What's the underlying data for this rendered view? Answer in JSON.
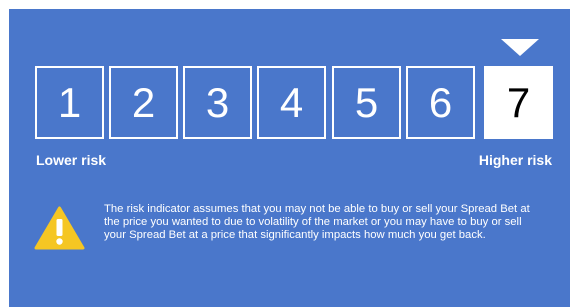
{
  "risk_indicator": {
    "levels": [
      "1",
      "2",
      "3",
      "4",
      "5",
      "6",
      "7"
    ],
    "selected_level": 7,
    "low_label": "Lower risk",
    "high_label": "Higher risk",
    "note": "The risk indicator assumes that you may not be able to buy or sell your Spread Bet at the price you wanted to  due to volatility of the market or you may have to buy or sell your Spread Bet at a price that significantly impacts how much you get back."
  },
  "colors": {
    "panel_background": "#4a77cb",
    "warning_triangle": "#f5c623",
    "selected_box": "#ffffff"
  },
  "icons": {
    "marker": "triangle-down-icon",
    "warning": "warning-icon"
  }
}
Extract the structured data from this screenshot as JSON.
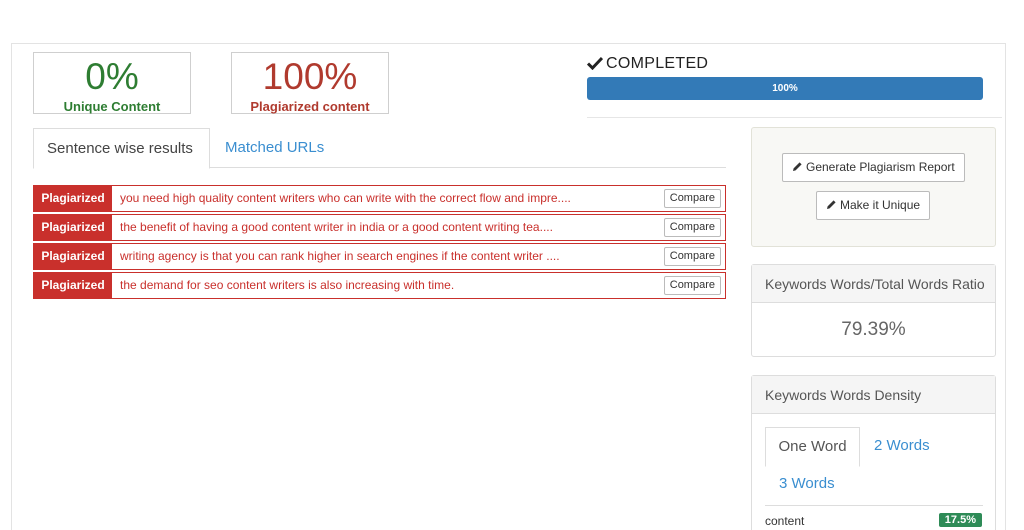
{
  "stats": {
    "unique": {
      "percent": "0%",
      "label": "Unique Content"
    },
    "plagiarized": {
      "percent": "100%",
      "label": "Plagiarized content"
    }
  },
  "status": {
    "text": "COMPLETED",
    "progress_label": "100%",
    "progress": 1.0
  },
  "tabs": [
    {
      "label": "Sentence wise results",
      "active": true
    },
    {
      "label": "Matched URLs",
      "active": false
    }
  ],
  "results": [
    {
      "badge": "Plagiarized",
      "text": "you need high quality content writers who can write with the correct flow and impre....",
      "button": "Compare"
    },
    {
      "badge": "Plagiarized",
      "text": "the benefit of having a good content writer in india or a good content writing tea....",
      "button": "Compare"
    },
    {
      "badge": "Plagiarized",
      "text": "writing agency is that you can rank higher in search engines if the content writer ....",
      "button": "Compare"
    },
    {
      "badge": "Plagiarized",
      "text": "the demand for seo content writers is also increasing with time.",
      "button": "Compare"
    }
  ],
  "actions": {
    "report_label": "Generate Plagiarism Report",
    "unique_label": "Make it Unique"
  },
  "ratio": {
    "title": "Keywords Words/Total Words Ratio",
    "value": "79.39%"
  },
  "density": {
    "title": "Keywords Words Density",
    "tabs": [
      "One Word",
      "2 Words",
      "3 Words"
    ],
    "rows": [
      {
        "keyword": "content",
        "percent": "17.5%"
      }
    ]
  },
  "colors": {
    "unique": "#2e7d32",
    "plagiarized": "#b03a2e",
    "badge_red": "#c9302c",
    "progress_blue": "#337ab7",
    "link_blue": "#3a8ed0",
    "density_green": "#2e8b57"
  },
  "icons": {
    "status": "check-icon",
    "report": "pencil-icon",
    "unique": "pencil-icon"
  }
}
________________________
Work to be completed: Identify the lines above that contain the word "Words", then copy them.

The answer:
    "title": "Keywords Words/Total Words Ratio",
    "title": "Keywords Words Density",
      "2 Words",
      "3 Words"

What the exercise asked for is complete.